Expectedly, but effectively, the book targets Washington misogyny ... the huge appeal of these Washington super-insider novels is the promise of unimpeachable research. When Bill’s President Duncan writes letters to relatives of US troops killed in war, we are tinglingly aware that one of the authors has actually done this ... The novel is geopolitically thoughtful as well, exploring a moral dilemma worthy of John le Carré ... The Clintons will surely be fascinating to future biographers and historians, who may find at least as many revelations in the couple’s fictions as in their memoirs. Bill and James have already released a sequel, and I hope that Hillary and Louise also do. For all the attempted distancing, the reality of high American politics feels tensely, sweatily close.

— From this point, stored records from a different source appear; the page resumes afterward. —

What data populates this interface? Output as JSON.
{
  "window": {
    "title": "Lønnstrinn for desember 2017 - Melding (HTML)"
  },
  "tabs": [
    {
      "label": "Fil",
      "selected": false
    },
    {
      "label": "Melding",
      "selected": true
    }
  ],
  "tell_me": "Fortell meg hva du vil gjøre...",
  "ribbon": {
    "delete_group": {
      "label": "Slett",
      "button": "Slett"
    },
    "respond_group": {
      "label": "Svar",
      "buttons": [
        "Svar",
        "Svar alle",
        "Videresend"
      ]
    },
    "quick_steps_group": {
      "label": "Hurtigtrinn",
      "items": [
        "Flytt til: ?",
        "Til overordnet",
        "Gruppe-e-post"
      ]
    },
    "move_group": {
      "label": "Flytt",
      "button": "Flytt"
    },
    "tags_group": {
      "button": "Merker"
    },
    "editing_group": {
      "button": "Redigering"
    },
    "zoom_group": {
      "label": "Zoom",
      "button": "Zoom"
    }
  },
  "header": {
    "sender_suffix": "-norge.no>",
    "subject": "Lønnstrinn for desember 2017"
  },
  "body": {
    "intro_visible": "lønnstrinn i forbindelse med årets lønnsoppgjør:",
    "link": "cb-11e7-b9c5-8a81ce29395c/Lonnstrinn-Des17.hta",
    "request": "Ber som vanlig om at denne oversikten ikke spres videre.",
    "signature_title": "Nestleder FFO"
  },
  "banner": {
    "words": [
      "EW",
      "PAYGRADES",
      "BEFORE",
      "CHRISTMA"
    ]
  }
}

... pretty darn good ... No, there’s been no inhaling here. On its own terms, it certainly outshines Bill Clinton’s lacklustre last outing, The President’s Daughter. Some of the credit, no doubt, must go to the team’s professional player, Penny. For this geopolitical thriller, the creator of Armand Gamache has found a way, during lockdown, to draw a page-turning plot out of Hillary Clinton’s long public service ... But the real appeal of the novel, apart from a fuel tanker’s worth of political score-settling, is that this is as close as you’ll get to being in the White House Situation Room with a secretary of state. Sure, it’s fiction, but that gives Clinton the excuse to reveal what she otherwise might not about global leaders she has dealt with and the nightmares that haunt her sleep ... one in a series of authorial nods that lifts the tone of what stylistically was always going to be, for cultural and commercial reasons, a chunky, occasionally clunky American thriller, written in bite-sized paragraphs with few literary flourishes ... In the same vein, the most fascinating element of State of Terror is seeing the tactics a secretary of state might use behind the scenes to cajole another power or to match wits with a wily supreme leader of Iran.